Last May, 20 staff from 10 public and humanitarian entities participated in the three-day-long Emergency Logistics Induction Training facilitated by the Logistics Cluster in Huatajata, Bolivia.
Bolivia is vulnerable to chronic natural hazards all year round, including heavy rains and droughts, which can lead to floods and bushfires respectively. For instance, earlier this year heavy rains caused a river bust in Guanay, blocking access to the area and its population. In this context, national actors need to re-adjust their preparedness and response strategy constantly in order to tackle emergencies of multi-causal nature.
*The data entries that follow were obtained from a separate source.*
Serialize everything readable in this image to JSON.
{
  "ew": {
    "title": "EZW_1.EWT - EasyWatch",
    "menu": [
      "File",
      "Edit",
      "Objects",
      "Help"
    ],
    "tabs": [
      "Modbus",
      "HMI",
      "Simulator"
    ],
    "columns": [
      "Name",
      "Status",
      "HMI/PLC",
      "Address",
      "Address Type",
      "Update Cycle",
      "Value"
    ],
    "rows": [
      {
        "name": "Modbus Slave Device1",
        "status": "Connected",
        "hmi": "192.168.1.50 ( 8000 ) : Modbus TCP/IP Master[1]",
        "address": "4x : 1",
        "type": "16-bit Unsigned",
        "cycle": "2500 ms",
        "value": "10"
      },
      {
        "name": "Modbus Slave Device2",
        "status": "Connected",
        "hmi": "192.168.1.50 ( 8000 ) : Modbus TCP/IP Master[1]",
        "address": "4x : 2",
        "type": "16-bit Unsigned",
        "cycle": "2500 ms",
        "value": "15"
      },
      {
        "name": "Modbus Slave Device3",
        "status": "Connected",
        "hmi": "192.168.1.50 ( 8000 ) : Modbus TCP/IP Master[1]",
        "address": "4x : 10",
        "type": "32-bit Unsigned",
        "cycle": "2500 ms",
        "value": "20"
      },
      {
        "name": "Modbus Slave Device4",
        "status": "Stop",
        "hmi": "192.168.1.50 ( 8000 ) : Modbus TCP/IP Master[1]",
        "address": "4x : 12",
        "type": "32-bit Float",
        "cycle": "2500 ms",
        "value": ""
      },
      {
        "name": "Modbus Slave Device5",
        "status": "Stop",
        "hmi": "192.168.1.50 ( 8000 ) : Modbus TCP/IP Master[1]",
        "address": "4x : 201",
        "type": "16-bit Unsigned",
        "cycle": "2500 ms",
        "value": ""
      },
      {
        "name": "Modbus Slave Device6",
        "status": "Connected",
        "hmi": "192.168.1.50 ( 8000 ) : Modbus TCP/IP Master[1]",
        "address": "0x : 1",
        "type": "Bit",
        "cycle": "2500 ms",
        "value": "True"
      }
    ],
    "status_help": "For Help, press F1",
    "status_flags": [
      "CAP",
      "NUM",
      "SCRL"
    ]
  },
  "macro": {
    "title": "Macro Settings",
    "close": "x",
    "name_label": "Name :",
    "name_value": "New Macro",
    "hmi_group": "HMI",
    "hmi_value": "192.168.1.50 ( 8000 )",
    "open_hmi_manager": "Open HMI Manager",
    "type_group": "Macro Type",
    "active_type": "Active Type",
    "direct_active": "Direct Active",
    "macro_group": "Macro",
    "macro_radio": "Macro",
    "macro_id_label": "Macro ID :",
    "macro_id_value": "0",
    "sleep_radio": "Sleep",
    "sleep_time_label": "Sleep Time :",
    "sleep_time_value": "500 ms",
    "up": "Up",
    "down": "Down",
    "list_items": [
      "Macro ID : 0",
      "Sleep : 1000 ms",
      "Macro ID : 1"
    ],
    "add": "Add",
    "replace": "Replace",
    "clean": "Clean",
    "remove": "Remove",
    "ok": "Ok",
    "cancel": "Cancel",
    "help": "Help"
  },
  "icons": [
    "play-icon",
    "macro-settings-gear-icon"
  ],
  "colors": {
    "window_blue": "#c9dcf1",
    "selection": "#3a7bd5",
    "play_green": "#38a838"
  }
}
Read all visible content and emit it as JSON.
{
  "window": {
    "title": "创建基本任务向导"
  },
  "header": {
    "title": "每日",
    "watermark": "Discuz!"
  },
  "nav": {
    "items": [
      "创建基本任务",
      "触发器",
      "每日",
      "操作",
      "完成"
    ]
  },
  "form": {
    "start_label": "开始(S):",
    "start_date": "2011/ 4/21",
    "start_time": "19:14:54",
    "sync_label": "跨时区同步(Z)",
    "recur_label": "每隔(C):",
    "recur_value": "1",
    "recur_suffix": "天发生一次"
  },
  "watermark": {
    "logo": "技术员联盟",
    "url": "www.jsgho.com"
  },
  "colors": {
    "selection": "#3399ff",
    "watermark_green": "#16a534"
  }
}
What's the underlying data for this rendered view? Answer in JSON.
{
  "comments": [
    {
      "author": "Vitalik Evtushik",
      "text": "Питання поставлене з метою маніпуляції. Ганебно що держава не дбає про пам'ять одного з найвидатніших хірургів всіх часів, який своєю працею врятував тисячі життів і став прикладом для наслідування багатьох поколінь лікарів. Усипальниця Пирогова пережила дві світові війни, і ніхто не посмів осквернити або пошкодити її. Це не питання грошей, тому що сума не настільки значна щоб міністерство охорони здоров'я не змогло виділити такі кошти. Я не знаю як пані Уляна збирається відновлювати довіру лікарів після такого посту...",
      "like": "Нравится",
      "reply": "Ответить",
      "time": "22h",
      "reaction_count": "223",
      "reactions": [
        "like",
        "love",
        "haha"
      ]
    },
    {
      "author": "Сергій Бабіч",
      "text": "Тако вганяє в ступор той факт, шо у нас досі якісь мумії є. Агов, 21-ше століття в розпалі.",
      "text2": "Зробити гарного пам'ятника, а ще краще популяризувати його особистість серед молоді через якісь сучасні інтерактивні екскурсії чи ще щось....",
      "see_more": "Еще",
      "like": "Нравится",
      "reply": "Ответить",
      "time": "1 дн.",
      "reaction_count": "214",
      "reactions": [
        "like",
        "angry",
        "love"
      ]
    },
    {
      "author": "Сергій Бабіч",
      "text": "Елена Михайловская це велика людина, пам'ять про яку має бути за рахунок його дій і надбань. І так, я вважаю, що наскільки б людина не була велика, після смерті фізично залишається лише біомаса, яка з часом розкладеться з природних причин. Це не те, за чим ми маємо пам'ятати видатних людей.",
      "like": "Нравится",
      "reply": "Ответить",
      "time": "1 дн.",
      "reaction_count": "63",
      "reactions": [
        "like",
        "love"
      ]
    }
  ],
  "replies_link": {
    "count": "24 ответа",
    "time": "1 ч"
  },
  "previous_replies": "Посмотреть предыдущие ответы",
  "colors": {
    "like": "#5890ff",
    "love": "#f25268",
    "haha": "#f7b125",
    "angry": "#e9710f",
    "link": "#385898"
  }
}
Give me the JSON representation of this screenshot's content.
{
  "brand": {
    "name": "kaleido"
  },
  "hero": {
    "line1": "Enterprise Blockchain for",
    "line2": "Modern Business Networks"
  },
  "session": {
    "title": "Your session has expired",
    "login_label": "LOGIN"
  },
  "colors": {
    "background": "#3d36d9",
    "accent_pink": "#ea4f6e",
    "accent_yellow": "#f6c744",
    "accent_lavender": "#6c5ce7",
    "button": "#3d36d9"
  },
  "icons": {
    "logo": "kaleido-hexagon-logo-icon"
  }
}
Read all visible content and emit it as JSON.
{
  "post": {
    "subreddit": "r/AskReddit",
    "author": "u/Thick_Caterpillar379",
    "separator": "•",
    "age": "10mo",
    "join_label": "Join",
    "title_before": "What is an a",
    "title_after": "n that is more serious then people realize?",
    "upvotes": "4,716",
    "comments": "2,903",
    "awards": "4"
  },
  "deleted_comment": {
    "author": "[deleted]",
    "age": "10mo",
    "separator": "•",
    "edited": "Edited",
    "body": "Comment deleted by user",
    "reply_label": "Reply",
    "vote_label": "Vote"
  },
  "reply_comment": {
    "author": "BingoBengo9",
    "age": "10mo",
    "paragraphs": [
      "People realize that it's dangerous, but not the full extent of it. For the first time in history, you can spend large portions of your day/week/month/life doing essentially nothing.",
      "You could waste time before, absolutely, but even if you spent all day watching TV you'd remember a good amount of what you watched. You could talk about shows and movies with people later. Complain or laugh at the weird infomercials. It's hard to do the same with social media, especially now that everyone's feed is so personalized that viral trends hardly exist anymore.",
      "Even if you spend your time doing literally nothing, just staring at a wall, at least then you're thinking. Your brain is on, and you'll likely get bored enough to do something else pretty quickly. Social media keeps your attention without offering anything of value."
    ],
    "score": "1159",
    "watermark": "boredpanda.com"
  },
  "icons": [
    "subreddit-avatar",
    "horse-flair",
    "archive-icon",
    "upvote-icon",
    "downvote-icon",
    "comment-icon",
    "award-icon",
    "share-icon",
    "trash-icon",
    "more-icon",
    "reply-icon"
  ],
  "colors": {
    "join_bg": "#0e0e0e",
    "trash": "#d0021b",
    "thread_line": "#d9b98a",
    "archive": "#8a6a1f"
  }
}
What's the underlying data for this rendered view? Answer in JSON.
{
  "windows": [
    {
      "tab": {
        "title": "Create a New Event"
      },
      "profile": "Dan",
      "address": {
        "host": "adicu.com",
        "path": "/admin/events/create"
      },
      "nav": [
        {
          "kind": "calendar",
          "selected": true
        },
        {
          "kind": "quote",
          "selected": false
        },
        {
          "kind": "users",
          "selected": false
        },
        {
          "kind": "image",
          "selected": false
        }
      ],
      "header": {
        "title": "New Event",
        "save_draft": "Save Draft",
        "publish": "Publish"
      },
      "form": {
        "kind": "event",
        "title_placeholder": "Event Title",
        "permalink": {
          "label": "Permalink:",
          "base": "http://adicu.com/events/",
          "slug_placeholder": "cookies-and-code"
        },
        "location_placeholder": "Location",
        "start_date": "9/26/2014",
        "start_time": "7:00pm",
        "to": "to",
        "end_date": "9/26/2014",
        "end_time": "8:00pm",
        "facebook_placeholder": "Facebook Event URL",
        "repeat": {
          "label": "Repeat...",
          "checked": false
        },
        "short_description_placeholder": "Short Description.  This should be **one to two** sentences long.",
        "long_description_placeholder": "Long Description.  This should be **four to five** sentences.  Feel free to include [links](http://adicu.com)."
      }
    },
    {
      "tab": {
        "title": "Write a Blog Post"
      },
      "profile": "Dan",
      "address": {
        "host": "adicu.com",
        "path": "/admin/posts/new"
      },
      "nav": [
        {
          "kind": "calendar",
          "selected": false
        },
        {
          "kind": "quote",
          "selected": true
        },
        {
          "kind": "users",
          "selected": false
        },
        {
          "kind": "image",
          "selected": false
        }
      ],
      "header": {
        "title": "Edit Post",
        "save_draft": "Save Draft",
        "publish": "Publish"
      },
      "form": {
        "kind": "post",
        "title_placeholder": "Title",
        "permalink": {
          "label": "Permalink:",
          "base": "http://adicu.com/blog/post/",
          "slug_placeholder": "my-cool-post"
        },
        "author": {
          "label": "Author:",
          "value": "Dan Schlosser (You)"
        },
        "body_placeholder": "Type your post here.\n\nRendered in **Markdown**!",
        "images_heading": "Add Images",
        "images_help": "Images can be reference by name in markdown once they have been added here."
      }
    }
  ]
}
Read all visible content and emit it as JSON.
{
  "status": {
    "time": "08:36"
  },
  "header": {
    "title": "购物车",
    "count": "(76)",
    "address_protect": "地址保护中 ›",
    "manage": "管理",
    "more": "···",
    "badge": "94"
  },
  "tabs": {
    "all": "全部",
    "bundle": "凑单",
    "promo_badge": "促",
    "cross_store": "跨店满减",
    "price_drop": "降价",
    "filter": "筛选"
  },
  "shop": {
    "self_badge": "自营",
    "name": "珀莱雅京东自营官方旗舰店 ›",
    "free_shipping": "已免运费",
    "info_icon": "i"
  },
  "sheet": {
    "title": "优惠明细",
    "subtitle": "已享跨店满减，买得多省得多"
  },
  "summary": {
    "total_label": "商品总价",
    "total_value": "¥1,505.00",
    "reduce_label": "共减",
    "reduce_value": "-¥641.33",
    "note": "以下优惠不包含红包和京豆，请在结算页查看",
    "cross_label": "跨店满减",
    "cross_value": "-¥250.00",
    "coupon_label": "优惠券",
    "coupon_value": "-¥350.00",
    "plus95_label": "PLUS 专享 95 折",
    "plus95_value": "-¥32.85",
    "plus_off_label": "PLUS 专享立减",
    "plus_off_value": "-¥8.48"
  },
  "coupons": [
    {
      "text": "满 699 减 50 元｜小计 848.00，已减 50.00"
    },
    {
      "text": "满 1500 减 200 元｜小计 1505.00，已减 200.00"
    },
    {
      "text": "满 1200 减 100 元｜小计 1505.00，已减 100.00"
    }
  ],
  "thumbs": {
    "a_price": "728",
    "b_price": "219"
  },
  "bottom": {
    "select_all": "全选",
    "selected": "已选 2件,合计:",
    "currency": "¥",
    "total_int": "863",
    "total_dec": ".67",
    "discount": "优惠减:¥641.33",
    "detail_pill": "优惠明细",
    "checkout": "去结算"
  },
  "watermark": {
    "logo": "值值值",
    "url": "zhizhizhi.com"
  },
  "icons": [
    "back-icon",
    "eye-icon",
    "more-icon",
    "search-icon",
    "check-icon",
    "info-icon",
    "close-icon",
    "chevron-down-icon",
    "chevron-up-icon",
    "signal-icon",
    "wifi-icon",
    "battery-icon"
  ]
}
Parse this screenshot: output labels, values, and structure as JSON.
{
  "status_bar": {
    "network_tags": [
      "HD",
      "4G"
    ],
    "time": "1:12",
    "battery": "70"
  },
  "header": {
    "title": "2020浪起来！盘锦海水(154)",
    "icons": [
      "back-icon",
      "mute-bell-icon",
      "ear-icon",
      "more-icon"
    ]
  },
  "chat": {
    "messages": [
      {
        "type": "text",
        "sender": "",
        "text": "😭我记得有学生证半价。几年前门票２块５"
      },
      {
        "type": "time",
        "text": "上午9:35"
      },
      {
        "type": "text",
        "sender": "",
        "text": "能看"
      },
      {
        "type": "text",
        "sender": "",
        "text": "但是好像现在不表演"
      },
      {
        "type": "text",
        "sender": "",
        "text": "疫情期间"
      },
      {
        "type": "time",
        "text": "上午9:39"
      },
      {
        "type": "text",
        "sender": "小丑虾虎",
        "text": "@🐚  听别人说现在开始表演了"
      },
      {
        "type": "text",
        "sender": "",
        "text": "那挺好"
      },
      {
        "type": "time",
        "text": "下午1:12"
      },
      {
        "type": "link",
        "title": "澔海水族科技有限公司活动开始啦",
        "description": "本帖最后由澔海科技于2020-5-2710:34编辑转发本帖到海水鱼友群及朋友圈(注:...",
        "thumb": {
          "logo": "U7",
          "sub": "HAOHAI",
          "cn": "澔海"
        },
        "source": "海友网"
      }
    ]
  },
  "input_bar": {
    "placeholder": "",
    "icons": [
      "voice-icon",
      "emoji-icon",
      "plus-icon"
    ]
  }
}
This face-to-face training – the first one taking place since the COVID-19 pandemic started- was fundamental to ensure that humanitarian actors could learn together as well as from each other. During the training, key actors from the Bolivian Civil Protection, non-governmental organizations, and United Nations agencies discussed how to improve the logistics coordination in the country with a view to future emergencies. The different sessions allowed participants to brainstorm on common logistics challenges in the country, reflect on best practices and apply their knowledge to practical emergency scenario exercises. The training was carried out in line with the COVID-19 rules and regulations: strict biosecurity measures were put in place, including a rapid test before accessing the facilities where the participants were isolated with minimum interactions from the exterior for the entire duration of the training.
For Ana Lucia Daza, UNICEF Supply Assistant, the training was a unique opportunity to have a deeper look at the logistics challenges responders face in an emergency.
“Each of us has a different understanding of humanitarian supply chain in Bolivia. Taking the time to harmonize the way we work and interact makes a significant difference in our day-to-day.”
This workshop highlighted the need for more coordination events at local level to ensure that humanitarian actors join forces to face future challenges. The Logistics Cluster will organize similar trainings in the region in the coming months, including a National Logistics Cluster Induction Training in Peru and a Regional Logistics Response Team Training in the Dominican Republic.